**WORK ORDER**:
Reproduce each record exactly, but exclude every picture.

**Recorded data**:
--- START ---
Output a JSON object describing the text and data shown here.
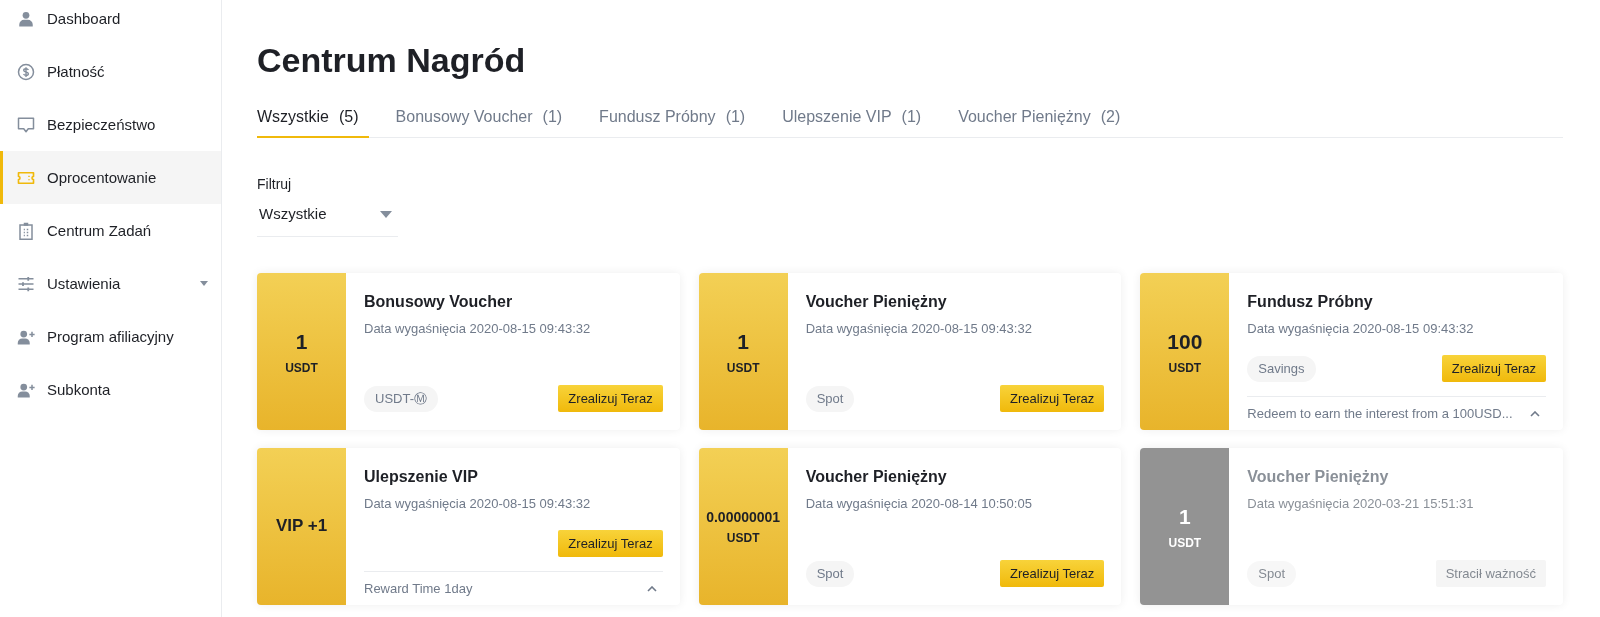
{
  "sidebar": {
    "items": [
      {
        "label": "Dashboard",
        "kind": "link",
        "selected": false
      },
      {
        "label": "Płatność",
        "kind": "link",
        "selected": false
      },
      {
        "label": "Bezpieczeństwo",
        "kind": "link",
        "selected": false
      },
      {
        "label": "Oprocentowanie",
        "kind": "link",
        "selected": true
      },
      {
        "label": "Centrum Zadań",
        "kind": "link",
        "selected": false
      },
      {
        "label": "Ustawienia",
        "kind": "group",
        "selected": false
      },
      {
        "label": "Program afiliacyjny",
        "kind": "link",
        "selected": false
      },
      {
        "label": "Subkonta",
        "kind": "link",
        "selected": false
      }
    ]
  },
  "page_title": "Centrum Nagród",
  "tabs": [
    {
      "label": "Wszystkie",
      "count": "(5)",
      "selected": true
    },
    {
      "label": "Bonusowy Voucher",
      "count": "(1)",
      "selected": false
    },
    {
      "label": "Fundusz Próbny",
      "count": "(1)",
      "selected": false
    },
    {
      "label": "Ulepszenie VIP",
      "count": "(1)",
      "selected": false
    },
    {
      "label": "Voucher Pieniężny",
      "count": "(2)",
      "selected": false
    }
  ],
  "filter": {
    "label": "Filtruj",
    "value": "Wszystkie"
  },
  "cards": [
    {
      "amount": "1",
      "unit": "USDT",
      "title": "Bonusowy Voucher",
      "expiry": "Data wygaśnięcia 2020-08-15 09:43:32",
      "tag": "USDT-Ⓜ",
      "button": "Zrealizuj Teraz",
      "disabled": false
    },
    {
      "amount": "1",
      "unit": "USDT",
      "title": "Voucher Pieniężny",
      "expiry": "Data wygaśnięcia 2020-08-15 09:43:32",
      "tag": "Spot",
      "button": "Zrealizuj Teraz",
      "disabled": false
    },
    {
      "amount": "100",
      "unit": "USDT",
      "title": "Fundusz Próbny",
      "expiry": "Data wygaśnięcia 2020-08-15 09:43:32",
      "tag": "Savings",
      "button": "Zrealizuj Teraz",
      "disabled": false,
      "note": {
        "text": "Redeem to earn the interest from a 100USD...",
        "expanded": true
      }
    },
    {
      "amount": "VIP +1",
      "title": "Ulepszenie VIP",
      "expiry": "Data wygaśnięcia 2020-08-15 09:43:32",
      "button": "Zrealizuj Teraz",
      "disabled": false,
      "note": {
        "text": "Reward Time 1day",
        "expanded": true
      }
    },
    {
      "amount": "0.00000001",
      "unit": "USDT",
      "title": "Voucher Pieniężny",
      "expiry": "Data wygaśnięcia 2020-08-14 10:50:05",
      "tag": "Spot",
      "button": "Zrealizuj Teraz",
      "disabled": false
    },
    {
      "amount": "1",
      "unit": "USDT",
      "title": "Voucher Pieniężny",
      "expiry": "Data wygaśnięcia 2020-03-21 15:51:31",
      "tag": "Spot",
      "button": "Stracił ważność",
      "disabled": true
    }
  ]
}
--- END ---
**ANSWER TO THIS TASK**:
Output a JSON object describing the text and data shown here.
{
  "sidebar": {
    "items": [
      {
        "label": "Dashboard",
        "kind": "link",
        "selected": false
      },
      {
        "label": "Płatność",
        "kind": "link",
        "selected": false
      },
      {
        "label": "Bezpieczeństwo",
        "kind": "link",
        "selected": false
      },
      {
        "label": "Oprocentowanie",
        "kind": "link",
        "selected": true
      },
      {
        "label": "Centrum Zadań",
        "kind": "link",
        "selected": false
      },
      {
        "label": "Ustawienia",
        "kind": "group",
        "selected": false
      },
      {
        "label": "Program afiliacyjny",
        "kind": "link",
        "selected": false
      },
      {
        "label": "Subkonta",
        "kind": "link",
        "selected": false
      }
    ]
  },
  "page_title": "Centrum Nagród",
  "tabs": [
    {
      "label": "Wszystkie",
      "count": "(5)",
      "selected": true
    },
    {
      "label": "Bonusowy Voucher",
      "count": "(1)",
      "selected": false
    },
    {
      "label": "Fundusz Próbny",
      "count": "(1)",
      "selected": false
    },
    {
      "label": "Ulepszenie VIP",
      "count": "(1)",
      "selected": false
    },
    {
      "label": "Voucher Pieniężny",
      "count": "(2)",
      "selected": false
    }
  ],
  "filter": {
    "label": "Filtruj",
    "value": "Wszystkie"
  },
  "cards": [
    {
      "amount": "1",
      "unit": "USDT",
      "title": "Bonusowy Voucher",
      "expiry": "Data wygaśnięcia 2020-08-15 09:43:32",
      "tag": "USDT-Ⓜ",
      "button": "Zrealizuj Teraz",
      "disabled": false
    },
    {
      "amount": "1",
      "unit": "USDT",
      "title": "Voucher Pieniężny",
      "expiry": "Data wygaśnięcia 2020-08-15 09:43:32",
      "tag": "Spot",
      "button": "Zrealizuj Teraz",
      "disabled": false
    },
    {
      "amount": "100",
      "unit": "USDT",
      "title": "Fundusz Próbny",
      "expiry": "Data wygaśnięcia 2020-08-15 09:43:32",
      "tag": "Savings",
      "button": "Zrealizuj Teraz",
      "disabled": false,
      "note": {
        "text": "Redeem to earn the interest from a 100USD...",
        "expanded": true
      }
    },
    {
      "amount": "VIP +1",
      "title": "Ulepszenie VIP",
      "expiry": "Data wygaśnięcia 2020-08-15 09:43:32",
      "button": "Zrealizuj Teraz",
      "disabled": false,
      "note": {
        "text": "Reward Time 1day",
        "expanded": true
      }
    },
    {
      "amount": "0.00000001",
      "unit": "USDT",
      "title": "Voucher Pieniężny",
      "expiry": "Data wygaśnięcia 2020-08-14 10:50:05",
      "tag": "Spot",
      "button": "Zrealizuj Teraz",
      "disabled": false
    },
    {
      "amount": "1",
      "unit": "USDT",
      "title": "Voucher Pieniężny",
      "expiry": "Data wygaśnięcia 2020-03-21 15:51:31",
      "tag": "Spot",
      "button": "Stracił ważność",
      "disabled": true
    }
  ]
}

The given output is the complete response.